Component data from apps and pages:
━━━━━━━━━━━━━━━━━━━━

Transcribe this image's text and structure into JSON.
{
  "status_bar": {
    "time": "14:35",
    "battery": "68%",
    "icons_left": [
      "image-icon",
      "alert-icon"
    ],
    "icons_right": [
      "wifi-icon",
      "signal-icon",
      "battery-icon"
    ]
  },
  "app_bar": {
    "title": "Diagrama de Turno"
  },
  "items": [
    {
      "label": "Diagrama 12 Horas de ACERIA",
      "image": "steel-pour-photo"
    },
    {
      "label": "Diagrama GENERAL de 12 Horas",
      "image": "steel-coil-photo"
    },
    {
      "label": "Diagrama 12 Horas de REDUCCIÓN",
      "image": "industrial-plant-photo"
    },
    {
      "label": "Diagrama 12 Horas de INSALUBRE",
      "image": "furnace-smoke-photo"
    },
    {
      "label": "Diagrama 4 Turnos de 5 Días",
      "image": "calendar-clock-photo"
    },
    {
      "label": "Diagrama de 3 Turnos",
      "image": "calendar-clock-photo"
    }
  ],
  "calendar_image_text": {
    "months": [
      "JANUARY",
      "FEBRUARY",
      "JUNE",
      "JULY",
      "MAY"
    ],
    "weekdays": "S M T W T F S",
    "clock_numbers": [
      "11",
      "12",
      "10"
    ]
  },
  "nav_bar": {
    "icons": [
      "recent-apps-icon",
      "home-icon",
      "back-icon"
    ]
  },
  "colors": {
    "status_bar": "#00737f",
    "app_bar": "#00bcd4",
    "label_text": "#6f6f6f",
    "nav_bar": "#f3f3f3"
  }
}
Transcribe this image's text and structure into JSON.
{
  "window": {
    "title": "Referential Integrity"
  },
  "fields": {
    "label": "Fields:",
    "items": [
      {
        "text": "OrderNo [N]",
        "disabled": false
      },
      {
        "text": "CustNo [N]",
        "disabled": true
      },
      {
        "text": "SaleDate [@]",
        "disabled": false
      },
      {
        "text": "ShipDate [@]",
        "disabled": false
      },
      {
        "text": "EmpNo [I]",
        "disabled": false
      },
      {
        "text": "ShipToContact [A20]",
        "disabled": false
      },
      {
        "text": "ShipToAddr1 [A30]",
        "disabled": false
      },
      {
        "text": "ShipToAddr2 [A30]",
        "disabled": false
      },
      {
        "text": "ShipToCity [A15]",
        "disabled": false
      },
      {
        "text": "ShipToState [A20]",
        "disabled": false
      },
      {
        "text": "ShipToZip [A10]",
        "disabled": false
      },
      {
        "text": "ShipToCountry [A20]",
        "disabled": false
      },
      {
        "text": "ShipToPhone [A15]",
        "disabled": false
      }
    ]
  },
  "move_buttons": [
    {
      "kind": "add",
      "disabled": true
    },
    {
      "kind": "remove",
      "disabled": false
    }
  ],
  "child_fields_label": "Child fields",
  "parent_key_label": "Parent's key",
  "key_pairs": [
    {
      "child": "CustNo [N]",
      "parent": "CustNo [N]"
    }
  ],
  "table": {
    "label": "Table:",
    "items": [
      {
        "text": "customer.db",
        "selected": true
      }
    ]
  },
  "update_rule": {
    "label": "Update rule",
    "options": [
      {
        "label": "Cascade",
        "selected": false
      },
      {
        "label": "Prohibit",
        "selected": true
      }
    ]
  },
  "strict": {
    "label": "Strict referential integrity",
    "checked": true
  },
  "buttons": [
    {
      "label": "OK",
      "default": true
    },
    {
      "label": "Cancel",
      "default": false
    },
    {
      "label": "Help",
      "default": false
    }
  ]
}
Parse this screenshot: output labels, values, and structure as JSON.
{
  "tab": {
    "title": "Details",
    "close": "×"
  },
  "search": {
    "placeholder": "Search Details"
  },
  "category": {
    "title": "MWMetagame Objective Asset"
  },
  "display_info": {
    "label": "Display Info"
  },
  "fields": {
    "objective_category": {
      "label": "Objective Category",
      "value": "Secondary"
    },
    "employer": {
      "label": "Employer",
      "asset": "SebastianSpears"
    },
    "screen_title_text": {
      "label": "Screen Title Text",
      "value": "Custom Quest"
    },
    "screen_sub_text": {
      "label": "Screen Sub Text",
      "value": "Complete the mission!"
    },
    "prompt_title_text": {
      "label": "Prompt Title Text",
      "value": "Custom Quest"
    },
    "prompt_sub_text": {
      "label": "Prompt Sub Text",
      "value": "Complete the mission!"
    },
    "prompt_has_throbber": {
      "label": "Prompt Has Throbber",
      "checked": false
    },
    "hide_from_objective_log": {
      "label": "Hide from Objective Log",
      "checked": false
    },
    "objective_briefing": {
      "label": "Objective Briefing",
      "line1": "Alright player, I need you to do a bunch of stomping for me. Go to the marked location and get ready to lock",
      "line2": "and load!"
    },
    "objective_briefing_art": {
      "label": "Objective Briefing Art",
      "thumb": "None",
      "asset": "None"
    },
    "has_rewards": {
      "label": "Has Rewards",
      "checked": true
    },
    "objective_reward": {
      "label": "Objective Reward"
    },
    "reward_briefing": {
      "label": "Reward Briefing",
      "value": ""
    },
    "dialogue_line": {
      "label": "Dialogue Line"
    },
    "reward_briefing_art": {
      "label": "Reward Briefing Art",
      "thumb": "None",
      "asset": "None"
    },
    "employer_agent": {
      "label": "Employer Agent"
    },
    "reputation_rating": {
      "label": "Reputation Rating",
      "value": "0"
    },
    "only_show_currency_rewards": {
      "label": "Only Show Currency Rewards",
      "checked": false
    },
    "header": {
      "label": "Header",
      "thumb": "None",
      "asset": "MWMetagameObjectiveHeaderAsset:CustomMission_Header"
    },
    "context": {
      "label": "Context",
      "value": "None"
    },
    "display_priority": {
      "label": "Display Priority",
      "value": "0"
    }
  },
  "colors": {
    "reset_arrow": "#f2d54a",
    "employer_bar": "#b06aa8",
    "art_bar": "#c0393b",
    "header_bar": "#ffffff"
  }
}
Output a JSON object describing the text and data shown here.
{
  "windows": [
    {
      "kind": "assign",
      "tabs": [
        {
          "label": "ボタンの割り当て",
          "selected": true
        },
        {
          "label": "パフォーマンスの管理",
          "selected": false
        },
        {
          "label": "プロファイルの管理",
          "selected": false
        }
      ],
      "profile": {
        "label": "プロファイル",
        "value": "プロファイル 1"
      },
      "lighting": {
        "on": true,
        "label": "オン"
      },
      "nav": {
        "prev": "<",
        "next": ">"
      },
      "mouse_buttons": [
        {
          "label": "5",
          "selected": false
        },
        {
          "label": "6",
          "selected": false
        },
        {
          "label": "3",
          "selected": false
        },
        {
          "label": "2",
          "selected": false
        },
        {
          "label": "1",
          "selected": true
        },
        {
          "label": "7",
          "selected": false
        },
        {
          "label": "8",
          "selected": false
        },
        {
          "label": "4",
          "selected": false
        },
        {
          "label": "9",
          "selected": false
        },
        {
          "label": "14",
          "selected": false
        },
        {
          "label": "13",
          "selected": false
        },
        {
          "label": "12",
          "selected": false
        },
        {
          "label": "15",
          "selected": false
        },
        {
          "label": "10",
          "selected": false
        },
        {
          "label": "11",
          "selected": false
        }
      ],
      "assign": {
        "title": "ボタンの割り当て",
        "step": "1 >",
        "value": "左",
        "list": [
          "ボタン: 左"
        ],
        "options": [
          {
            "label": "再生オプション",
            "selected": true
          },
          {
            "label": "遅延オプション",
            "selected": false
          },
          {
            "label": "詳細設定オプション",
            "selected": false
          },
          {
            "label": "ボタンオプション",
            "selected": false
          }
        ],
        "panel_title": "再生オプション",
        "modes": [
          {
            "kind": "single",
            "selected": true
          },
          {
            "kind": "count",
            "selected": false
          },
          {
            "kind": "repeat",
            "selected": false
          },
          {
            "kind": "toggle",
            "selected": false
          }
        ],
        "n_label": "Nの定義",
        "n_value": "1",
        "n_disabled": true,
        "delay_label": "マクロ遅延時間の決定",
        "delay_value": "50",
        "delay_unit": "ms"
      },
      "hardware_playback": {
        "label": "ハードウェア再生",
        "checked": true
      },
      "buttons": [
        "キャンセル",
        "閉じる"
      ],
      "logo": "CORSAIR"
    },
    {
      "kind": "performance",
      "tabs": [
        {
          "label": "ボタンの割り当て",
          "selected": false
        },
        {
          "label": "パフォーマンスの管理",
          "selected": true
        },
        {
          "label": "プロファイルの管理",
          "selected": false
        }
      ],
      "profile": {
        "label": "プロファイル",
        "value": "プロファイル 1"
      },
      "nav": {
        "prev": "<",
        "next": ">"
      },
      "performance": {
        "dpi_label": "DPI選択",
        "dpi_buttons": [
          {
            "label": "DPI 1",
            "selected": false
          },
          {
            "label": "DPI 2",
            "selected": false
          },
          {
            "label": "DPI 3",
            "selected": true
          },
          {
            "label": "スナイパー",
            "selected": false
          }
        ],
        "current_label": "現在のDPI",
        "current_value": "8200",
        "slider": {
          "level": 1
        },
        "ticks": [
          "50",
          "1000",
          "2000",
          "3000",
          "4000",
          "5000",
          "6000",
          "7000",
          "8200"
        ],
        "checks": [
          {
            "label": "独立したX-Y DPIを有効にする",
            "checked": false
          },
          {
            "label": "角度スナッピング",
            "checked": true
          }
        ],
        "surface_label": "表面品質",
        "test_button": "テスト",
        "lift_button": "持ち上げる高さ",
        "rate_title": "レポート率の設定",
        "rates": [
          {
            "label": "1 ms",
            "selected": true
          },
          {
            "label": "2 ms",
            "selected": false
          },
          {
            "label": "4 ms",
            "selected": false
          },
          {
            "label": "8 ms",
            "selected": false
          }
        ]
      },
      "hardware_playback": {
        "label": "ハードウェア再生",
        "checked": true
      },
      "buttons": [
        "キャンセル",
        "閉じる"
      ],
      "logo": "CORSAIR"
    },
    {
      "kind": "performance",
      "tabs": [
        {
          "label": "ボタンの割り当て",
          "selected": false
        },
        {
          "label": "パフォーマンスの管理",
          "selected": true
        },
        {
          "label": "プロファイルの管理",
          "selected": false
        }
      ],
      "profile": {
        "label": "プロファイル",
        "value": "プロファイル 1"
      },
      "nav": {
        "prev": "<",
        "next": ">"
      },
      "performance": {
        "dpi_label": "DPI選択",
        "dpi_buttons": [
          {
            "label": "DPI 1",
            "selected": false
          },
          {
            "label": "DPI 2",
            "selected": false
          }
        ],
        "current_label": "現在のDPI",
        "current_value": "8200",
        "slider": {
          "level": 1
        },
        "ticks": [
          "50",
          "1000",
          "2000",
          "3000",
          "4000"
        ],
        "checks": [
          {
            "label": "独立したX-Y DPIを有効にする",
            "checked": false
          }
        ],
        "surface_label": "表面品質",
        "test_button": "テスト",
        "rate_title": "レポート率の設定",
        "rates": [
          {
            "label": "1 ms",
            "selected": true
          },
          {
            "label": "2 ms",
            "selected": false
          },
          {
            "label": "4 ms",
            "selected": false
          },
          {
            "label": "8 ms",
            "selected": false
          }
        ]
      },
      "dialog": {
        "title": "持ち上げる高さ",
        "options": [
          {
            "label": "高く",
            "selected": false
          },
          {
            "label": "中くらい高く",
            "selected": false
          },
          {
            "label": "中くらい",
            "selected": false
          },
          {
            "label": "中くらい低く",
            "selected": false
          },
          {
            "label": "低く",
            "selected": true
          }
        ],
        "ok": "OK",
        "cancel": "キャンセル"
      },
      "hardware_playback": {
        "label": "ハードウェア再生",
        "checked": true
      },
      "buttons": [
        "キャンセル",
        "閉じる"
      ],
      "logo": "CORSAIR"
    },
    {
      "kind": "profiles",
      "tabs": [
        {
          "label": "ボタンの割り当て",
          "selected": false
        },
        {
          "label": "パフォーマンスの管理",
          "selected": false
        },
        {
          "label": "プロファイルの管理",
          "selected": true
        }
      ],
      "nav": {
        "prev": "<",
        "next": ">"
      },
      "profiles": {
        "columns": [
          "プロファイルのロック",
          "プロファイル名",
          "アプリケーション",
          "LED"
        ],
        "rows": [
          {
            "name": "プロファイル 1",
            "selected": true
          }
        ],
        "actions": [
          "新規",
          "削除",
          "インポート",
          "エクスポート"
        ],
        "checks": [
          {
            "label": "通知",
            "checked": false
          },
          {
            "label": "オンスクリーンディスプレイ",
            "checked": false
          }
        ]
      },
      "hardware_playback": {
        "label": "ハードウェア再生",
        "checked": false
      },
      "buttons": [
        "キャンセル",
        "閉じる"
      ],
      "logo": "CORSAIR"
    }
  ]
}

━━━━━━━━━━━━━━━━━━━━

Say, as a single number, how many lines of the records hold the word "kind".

*SOLUTION TO THIS TASK*
10